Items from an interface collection
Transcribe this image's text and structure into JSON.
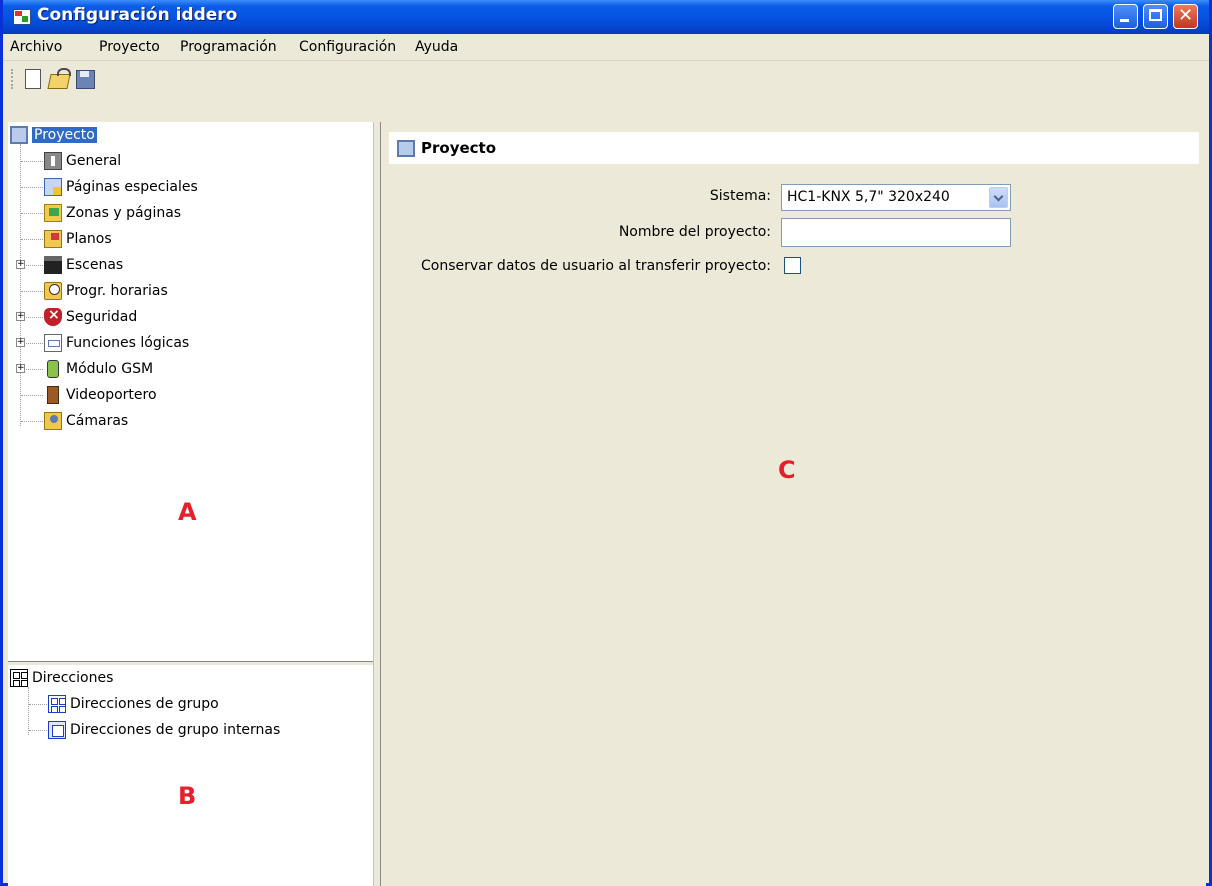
{
  "window": {
    "title": "Configuración iddero"
  },
  "menu": [
    "Archivo",
    "Proyecto",
    "Programación",
    "Configuración",
    "Ayuda"
  ],
  "toolbar": {
    "icons": [
      "new-document-icon",
      "open-folder-icon",
      "save-disk-icon"
    ]
  },
  "tree_a": {
    "root": "Proyecto",
    "items": [
      {
        "label": "General",
        "icon": "info-icon"
      },
      {
        "label": "Páginas especiales",
        "icon": "special-pages-icon"
      },
      {
        "label": "Zonas y páginas",
        "icon": "zones-pages-icon"
      },
      {
        "label": "Planos",
        "icon": "plans-icon"
      },
      {
        "label": "Escenas",
        "icon": "clapperboard-icon",
        "expandable": true
      },
      {
        "label": "Progr. horarias",
        "icon": "clock-folder-icon"
      },
      {
        "label": "Seguridad",
        "icon": "shield-icon",
        "expandable": true
      },
      {
        "label": "Funciones lógicas",
        "icon": "logic-function-icon",
        "expandable": true
      },
      {
        "label": "Módulo GSM",
        "icon": "mobile-phone-icon",
        "expandable": true
      },
      {
        "label": "Videoportero",
        "icon": "door-icon"
      },
      {
        "label": "Cámaras",
        "icon": "camera-folder-icon"
      }
    ]
  },
  "tree_b": {
    "root": "Direcciones",
    "items": [
      {
        "label": "Direcciones de grupo",
        "icon": "group-address-icon"
      },
      {
        "label": "Direcciones de grupo internas",
        "icon": "internal-group-address-icon"
      }
    ]
  },
  "markers": {
    "a": "A",
    "b": "B",
    "c": "C"
  },
  "panel": {
    "title": "Proyecto",
    "sistema_label": "Sistema:",
    "sistema_value": "HC1-KNX 5,7\" 320x240",
    "nombre_label": "Nombre del proyecto:",
    "nombre_value": "",
    "conservar_label": "Conservar datos de usuario al transferir proyecto:",
    "conservar_checked": false
  },
  "colors": {
    "titlebar": "#0552e0",
    "selection": "#316ac5",
    "marker": "#e5202a",
    "background": "#ece9d8"
  }
}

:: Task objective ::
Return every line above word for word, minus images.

:: Completed task ::
Transcribe this image's text and structure into JSON.
{
  "window": {
    "title": "Configuración iddero"
  },
  "menu": [
    "Archivo",
    "Proyecto",
    "Programación",
    "Configuración",
    "Ayuda"
  ],
  "toolbar": {
    "icons": [
      "new-document-icon",
      "open-folder-icon",
      "save-disk-icon"
    ]
  },
  "tree_a": {
    "root": "Proyecto",
    "items": [
      {
        "label": "General",
        "icon": "info-icon"
      },
      {
        "label": "Páginas especiales",
        "icon": "special-pages-icon"
      },
      {
        "label": "Zonas y páginas",
        "icon": "zones-pages-icon"
      },
      {
        "label": "Planos",
        "icon": "plans-icon"
      },
      {
        "label": "Escenas",
        "icon": "clapperboard-icon",
        "expandable": true
      },
      {
        "label": "Progr. horarias",
        "icon": "clock-folder-icon"
      },
      {
        "label": "Seguridad",
        "icon": "shield-icon",
        "expandable": true
      },
      {
        "label": "Funciones lógicas",
        "icon": "logic-function-icon",
        "expandable": true
      },
      {
        "label": "Módulo GSM",
        "icon": "mobile-phone-icon",
        "expandable": true
      },
      {
        "label": "Videoportero",
        "icon": "door-icon"
      },
      {
        "label": "Cámaras",
        "icon": "camera-folder-icon"
      }
    ]
  },
  "tree_b": {
    "root": "Direcciones",
    "items": [
      {
        "label": "Direcciones de grupo",
        "icon": "group-address-icon"
      },
      {
        "label": "Direcciones de grupo internas",
        "icon": "internal-group-address-icon"
      }
    ]
  },
  "markers": {
    "a": "A",
    "b": "B",
    "c": "C"
  },
  "panel": {
    "title": "Proyecto",
    "sistema_label": "Sistema:",
    "sistema_value": "HC1-KNX 5,7\" 320x240",
    "nombre_label": "Nombre del proyecto:",
    "nombre_value": "",
    "conservar_label": "Conservar datos de usuario al transferir proyecto:",
    "conservar_checked": false
  },
  "colors": {
    "titlebar": "#0552e0",
    "selection": "#316ac5",
    "marker": "#e5202a",
    "background": "#ece9d8"
  }
}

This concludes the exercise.